By Julie Hirschfeld Davis Associated Press
WASHINGTON — One week before Supreme Court nominee Elena Kagan begins her Senate confirmation hearings, both liberal and conservative groups are criticizing her record on abortion rights.
The anti-abortion group Americans United for Life, which calls Kagan a pro-abortion activist, recruited failed conservative Supreme Court nominee Robert Bork for a news teleconference this week to denounce her. At the same time, the liberal Center for Reproductive Rights released a report Monday casting doubt on the depth of Kagan’s support for abortion rights.
The seemingly conflicting developments highlight the degree to which key players — along with the public — can do little better than guess at many of her views on major constitutional issues.
The American Civil Liberties Union, which doesn’t take positions on Supreme Court nominations, released a report Monday concluding that Kagan has demonstrated intellect and knowledge of the law but has not weighed in on most constitutional issues. Free speech and presidential powers, on which Kagan has written extensively, are exceptions, the ACLU said.
“The simple truth is that there is much that we do not know about Kagan’s views on the Constitution and the court,” the ACLU’s report said. “The available record offers very few clues about her constitutional views on criminal justice, immigration, voting rights, prisoners’ rights, due process, the Establishment Clause and a host of other recurring Supreme Court topics.”
The Center for Reproductive Rights said it’s clear from her record that Kagan believes the Constitution affords the right to an abortion. But the group said some of her writings raise questions about how significant Kagan believes those rights are to women’s health, lives and equality.

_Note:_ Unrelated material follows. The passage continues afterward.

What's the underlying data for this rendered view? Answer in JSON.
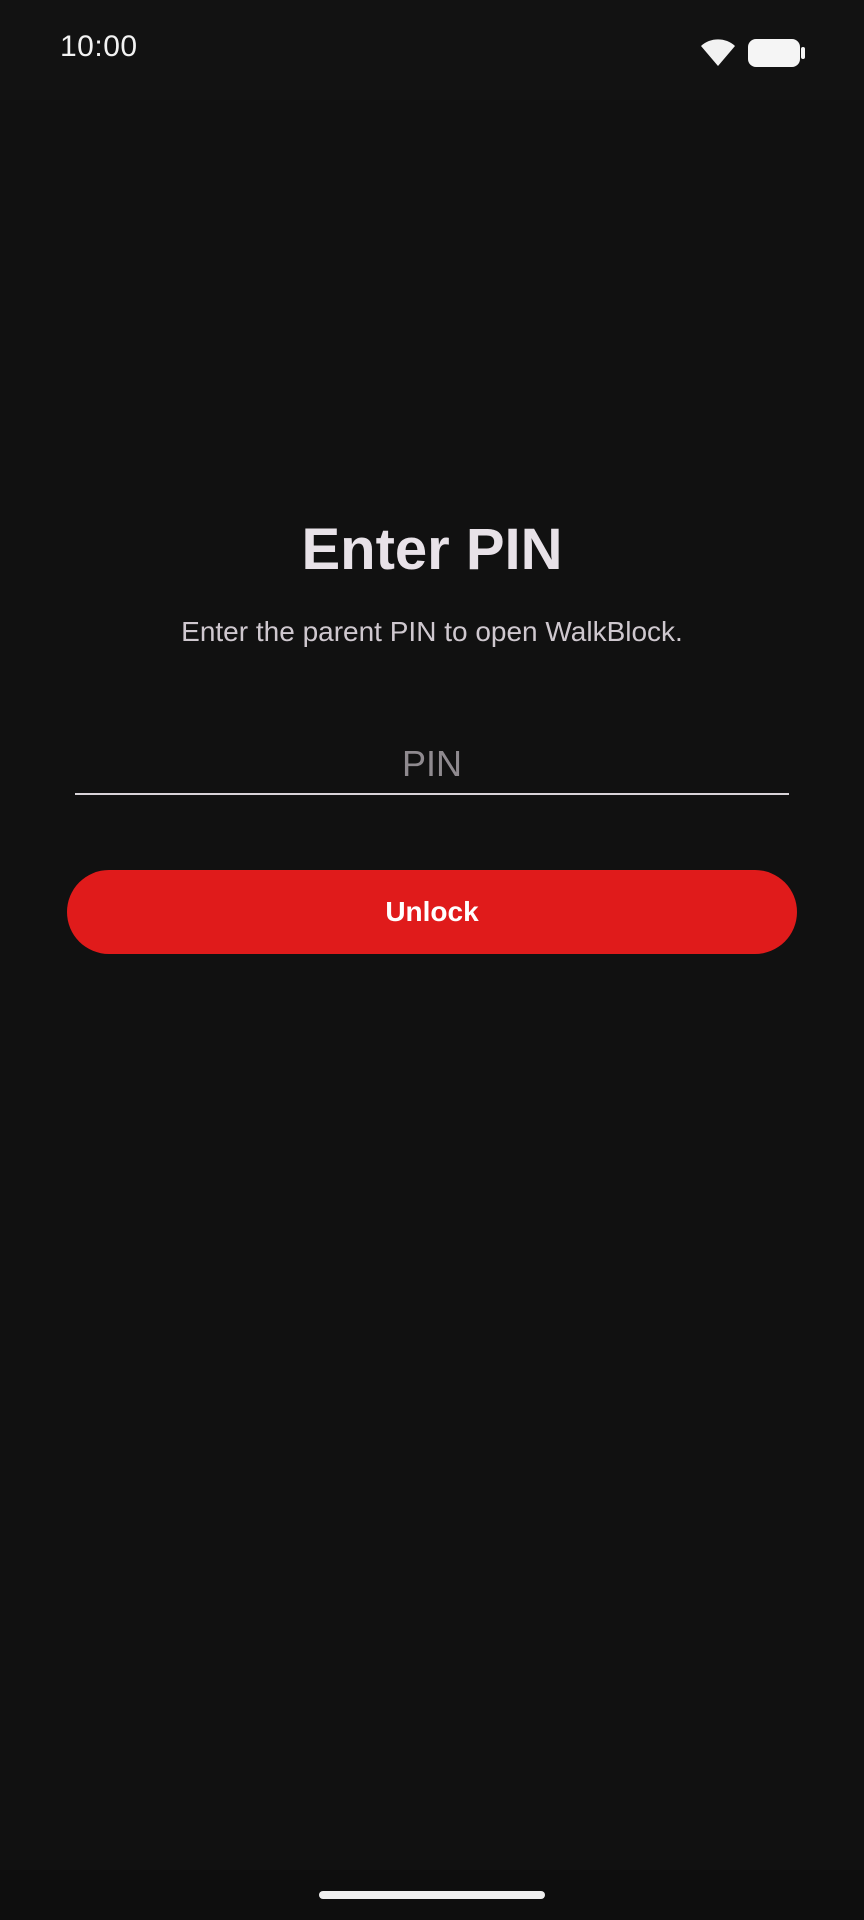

The center says it’s important that the Senate ask Kagan about her views on the matter during her confirmation process. It criticized as “troubling” Kagan’s contention in a 1988 memo she wrote as a Supreme Court clerk that elective abortions are by definition not medically necessary.

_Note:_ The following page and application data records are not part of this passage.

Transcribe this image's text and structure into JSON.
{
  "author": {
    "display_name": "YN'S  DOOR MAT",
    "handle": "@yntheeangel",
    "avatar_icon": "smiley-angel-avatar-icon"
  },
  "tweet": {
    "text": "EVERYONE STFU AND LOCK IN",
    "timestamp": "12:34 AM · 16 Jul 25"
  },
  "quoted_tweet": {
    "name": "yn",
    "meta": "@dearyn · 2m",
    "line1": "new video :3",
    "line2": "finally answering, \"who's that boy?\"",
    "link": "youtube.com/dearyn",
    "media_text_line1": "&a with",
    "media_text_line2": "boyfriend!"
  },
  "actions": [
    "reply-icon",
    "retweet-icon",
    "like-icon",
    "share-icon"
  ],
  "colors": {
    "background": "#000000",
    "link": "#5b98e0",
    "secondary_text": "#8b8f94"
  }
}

Kagan was writing a memo to Justice Thurgood Marshall recommending that he vote to let stand a ruling requiring Monmouth County, N.J., to pay for inmates’ elective abortions.
“Quite honestly, I think that although all of this decision is well-intentioned, parts of it are ludicrous,” Kagan wrote. She said women generally have no right to have their abortions paid for, and “I do not see why prisoners should have such rights.”

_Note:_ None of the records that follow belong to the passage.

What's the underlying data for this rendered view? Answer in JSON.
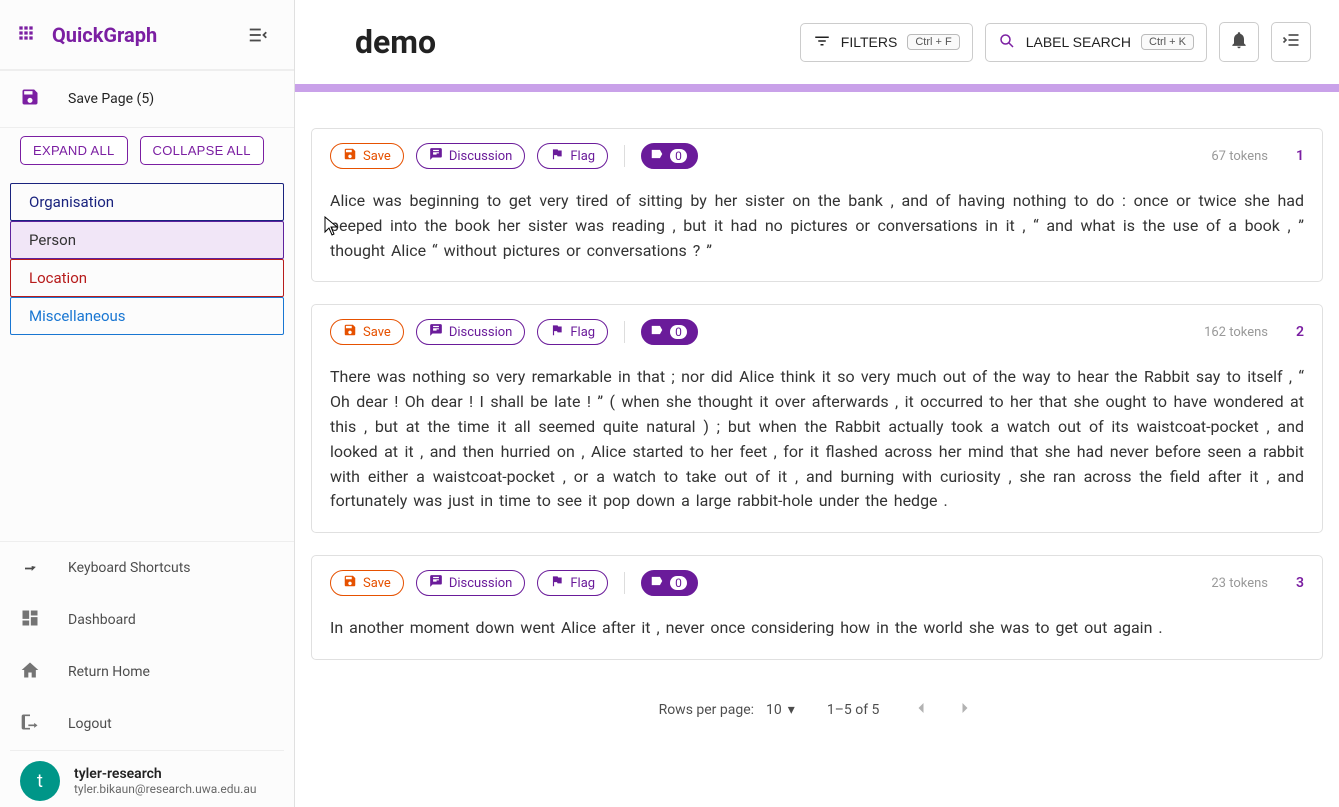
{
  "brand": "QuickGraph",
  "title": "demo",
  "topbar": {
    "filters_label": "FILTERS",
    "filters_kbd": "Ctrl + F",
    "search_label": "LABEL SEARCH",
    "search_kbd": "Ctrl + K"
  },
  "sidebar": {
    "save_page_label": "Save Page (5)",
    "expand_label": "EXPAND ALL",
    "collapse_label": "COLLAPSE ALL",
    "labels": {
      "organisation": "Organisation",
      "person": "Person",
      "location": "Location",
      "misc": "Miscellaneous"
    },
    "links": {
      "shortcuts": "Keyboard Shortcuts",
      "dashboard": "Dashboard",
      "home": "Return Home",
      "logout": "Logout"
    },
    "user": {
      "initial": "t",
      "name": "tyler-research",
      "email": "tyler.bikaun@research.uwa.edu.au"
    }
  },
  "cards": [
    {
      "save": "Save",
      "discussion": "Discussion",
      "flag": "Flag",
      "count": "0",
      "tokens": "67 tokens",
      "index": "1",
      "text": "Alice was beginning to get very tired of sitting by her sister on the bank , and of having nothing to do : once or twice she had peeped into the book her sister was reading , but it had no pictures or conversations in it , “ and what is the use of a book , ” thought Alice “ without pictures or conversations ? ”"
    },
    {
      "save": "Save",
      "discussion": "Discussion",
      "flag": "Flag",
      "count": "0",
      "tokens": "162 tokens",
      "index": "2",
      "text": "There was nothing so very remarkable in that ; nor did Alice think it so very much out of the way to hear the Rabbit say to itself , “ Oh dear ! Oh dear ! I shall be late ! ” ( when she thought it over afterwards , it occurred to her that she ought to have wondered at this , but at the time it all seemed quite natural ) ; but when the Rabbit actually took a watch out of its waistcoat-pocket , and looked at it , and then hurried on , Alice started to her feet , for it flashed across her mind that she had never before seen a rabbit with either a waistcoat-pocket , or a watch to take out of it , and burning with curiosity , she ran across the field after it , and fortunately was just in time to see it pop down a large rabbit-hole under the hedge ."
    },
    {
      "save": "Save",
      "discussion": "Discussion",
      "flag": "Flag",
      "count": "0",
      "tokens": "23 tokens",
      "index": "3",
      "text": "In another moment down went Alice after it , never once considering how in the world she was to get out again ."
    }
  ],
  "pager": {
    "rpp_label": "Rows per page:",
    "rpp_value": "10",
    "range": "1–5 of 5"
  }
}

The center’s report also criticized Kagan for supporting what it called a “too-narrow health exception” in legislation banning a procedure its opponents call partial-birth abortion. Her recommendations “would have had harsh consequences for women seeking abortions, and were unconstitutional under then-prevailing law,” it said.